> **Exercise aim**: In the data below, reproduce everything exactly except the images.

> **Records to process**:
============================================================
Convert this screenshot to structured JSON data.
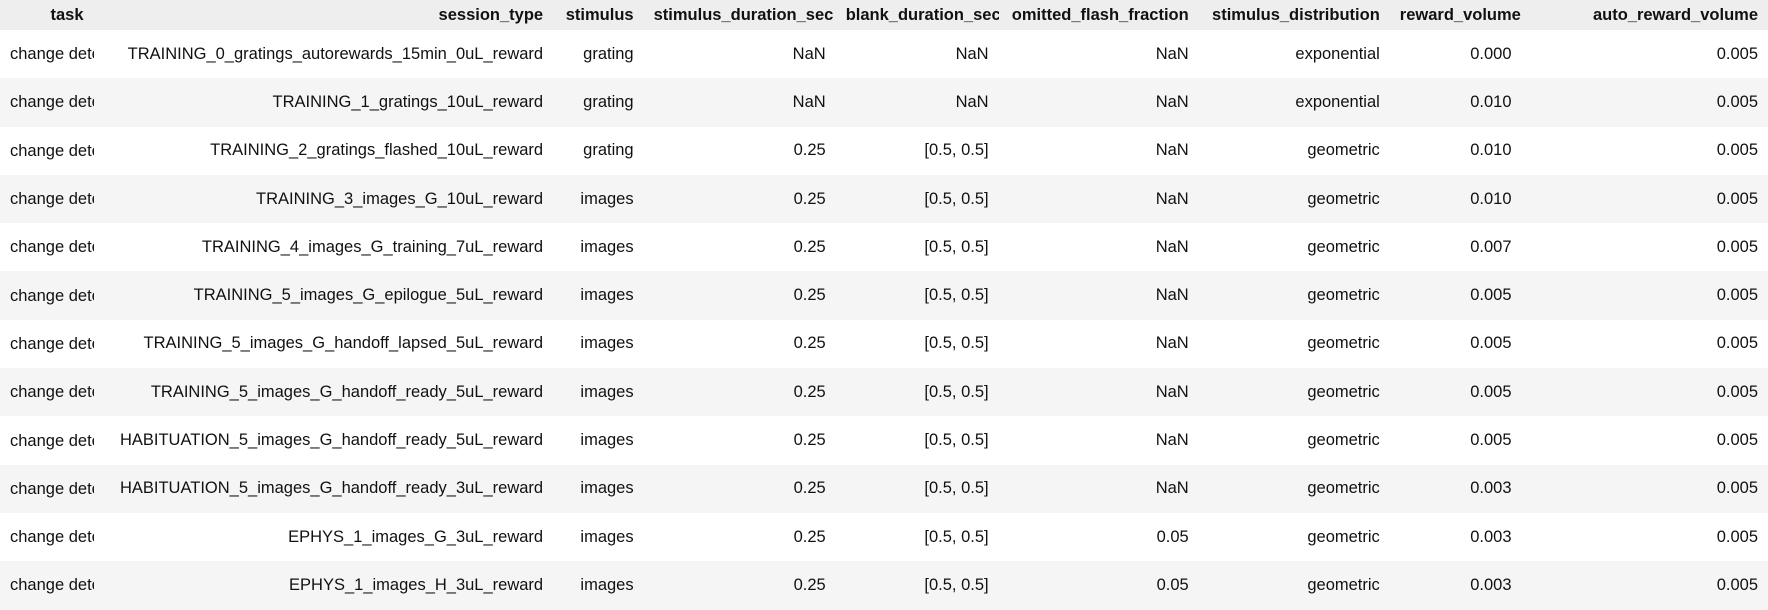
{
  "table": {
    "columns": [
      "task",
      "session_type",
      "stimulus",
      "stimulus_duration_sec",
      "blank_duration_sec",
      "omitted_flash_fraction",
      "stimulus_distribution",
      "reward_volume",
      "auto_reward_volume"
    ],
    "rows": [
      [
        "change detection",
        "TRAINING_0_gratings_autorewards_15min_0uL_reward",
        "grating",
        "NaN",
        "NaN",
        "NaN",
        "exponential",
        "0.000",
        "0.005"
      ],
      [
        "change detection",
        "TRAINING_1_gratings_10uL_reward",
        "grating",
        "NaN",
        "NaN",
        "NaN",
        "exponential",
        "0.010",
        "0.005"
      ],
      [
        "change detection",
        "TRAINING_2_gratings_flashed_10uL_reward",
        "grating",
        "0.25",
        "[0.5, 0.5]",
        "NaN",
        "geometric",
        "0.010",
        "0.005"
      ],
      [
        "change detection",
        "TRAINING_3_images_G_10uL_reward",
        "images",
        "0.25",
        "[0.5, 0.5]",
        "NaN",
        "geometric",
        "0.010",
        "0.005"
      ],
      [
        "change detection",
        "TRAINING_4_images_G_training_7uL_reward",
        "images",
        "0.25",
        "[0.5, 0.5]",
        "NaN",
        "geometric",
        "0.007",
        "0.005"
      ],
      [
        "change detection",
        "TRAINING_5_images_G_epilogue_5uL_reward",
        "images",
        "0.25",
        "[0.5, 0.5]",
        "NaN",
        "geometric",
        "0.005",
        "0.005"
      ],
      [
        "change detection",
        "TRAINING_5_images_G_handoff_lapsed_5uL_reward",
        "images",
        "0.25",
        "[0.5, 0.5]",
        "NaN",
        "geometric",
        "0.005",
        "0.005"
      ],
      [
        "change detection",
        "TRAINING_5_images_G_handoff_ready_5uL_reward",
        "images",
        "0.25",
        "[0.5, 0.5]",
        "NaN",
        "geometric",
        "0.005",
        "0.005"
      ],
      [
        "change detection",
        "HABITUATION_5_images_G_handoff_ready_5uL_reward",
        "images",
        "0.25",
        "[0.5, 0.5]",
        "NaN",
        "geometric",
        "0.005",
        "0.005"
      ],
      [
        "change detection",
        "HABITUATION_5_images_G_handoff_ready_3uL_reward",
        "images",
        "0.25",
        "[0.5, 0.5]",
        "NaN",
        "geometric",
        "0.003",
        "0.005"
      ],
      [
        "change detection",
        "EPHYS_1_images_G_3uL_reward",
        "images",
        "0.25",
        "[0.5, 0.5]",
        "0.05",
        "geometric",
        "0.003",
        "0.005"
      ],
      [
        "change detection",
        "EPHYS_1_images_H_3uL_reward",
        "images",
        "0.25",
        "[0.5, 0.5]",
        "0.05",
        "geometric",
        "0.003",
        "0.005"
      ]
    ]
  }
}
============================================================
> **Answer for the task**:
Convert this screenshot to structured JSON data.
{
  "table": {
    "columns": [
      "task",
      "session_type",
      "stimulus",
      "stimulus_duration_sec",
      "blank_duration_sec",
      "omitted_flash_fraction",
      "stimulus_distribution",
      "reward_volume",
      "auto_reward_volume"
    ],
    "rows": [
      [
        "change detection",
        "TRAINING_0_gratings_autorewards_15min_0uL_reward",
        "grating",
        "NaN",
        "NaN",
        "NaN",
        "exponential",
        "0.000",
        "0.005"
      ],
      [
        "change detection",
        "TRAINING_1_gratings_10uL_reward",
        "grating",
        "NaN",
        "NaN",
        "NaN",
        "exponential",
        "0.010",
        "0.005"
      ],
      [
        "change detection",
        "TRAINING_2_gratings_flashed_10uL_reward",
        "grating",
        "0.25",
        "[0.5, 0.5]",
        "NaN",
        "geometric",
        "0.010",
        "0.005"
      ],
      [
        "change detection",
        "TRAINING_3_images_G_10uL_reward",
        "images",
        "0.25",
        "[0.5, 0.5]",
        "NaN",
        "geometric",
        "0.010",
        "0.005"
      ],
      [
        "change detection",
        "TRAINING_4_images_G_training_7uL_reward",
        "images",
        "0.25",
        "[0.5, 0.5]",
        "NaN",
        "geometric",
        "0.007",
        "0.005"
      ],
      [
        "change detection",
        "TRAINING_5_images_G_epilogue_5uL_reward",
        "images",
        "0.25",
        "[0.5, 0.5]",
        "NaN",
        "geometric",
        "0.005",
        "0.005"
      ],
      [
        "change detection",
        "TRAINING_5_images_G_handoff_lapsed_5uL_reward",
        "images",
        "0.25",
        "[0.5, 0.5]",
        "NaN",
        "geometric",
        "0.005",
        "0.005"
      ],
      [
        "change detection",
        "TRAINING_5_images_G_handoff_ready_5uL_reward",
        "images",
        "0.25",
        "[0.5, 0.5]",
        "NaN",
        "geometric",
        "0.005",
        "0.005"
      ],
      [
        "change detection",
        "HABITUATION_5_images_G_handoff_ready_5uL_reward",
        "images",
        "0.25",
        "[0.5, 0.5]",
        "NaN",
        "geometric",
        "0.005",
        "0.005"
      ],
      [
        "change detection",
        "HABITUATION_5_images_G_handoff_ready_3uL_reward",
        "images",
        "0.25",
        "[0.5, 0.5]",
        "NaN",
        "geometric",
        "0.003",
        "0.005"
      ],
      [
        "change detection",
        "EPHYS_1_images_G_3uL_reward",
        "images",
        "0.25",
        "[0.5, 0.5]",
        "0.05",
        "geometric",
        "0.003",
        "0.005"
      ],
      [
        "change detection",
        "EPHYS_1_images_H_3uL_reward",
        "images",
        "0.25",
        "[0.5, 0.5]",
        "0.05",
        "geometric",
        "0.003",
        "0.005"
      ]
    ]
  }
}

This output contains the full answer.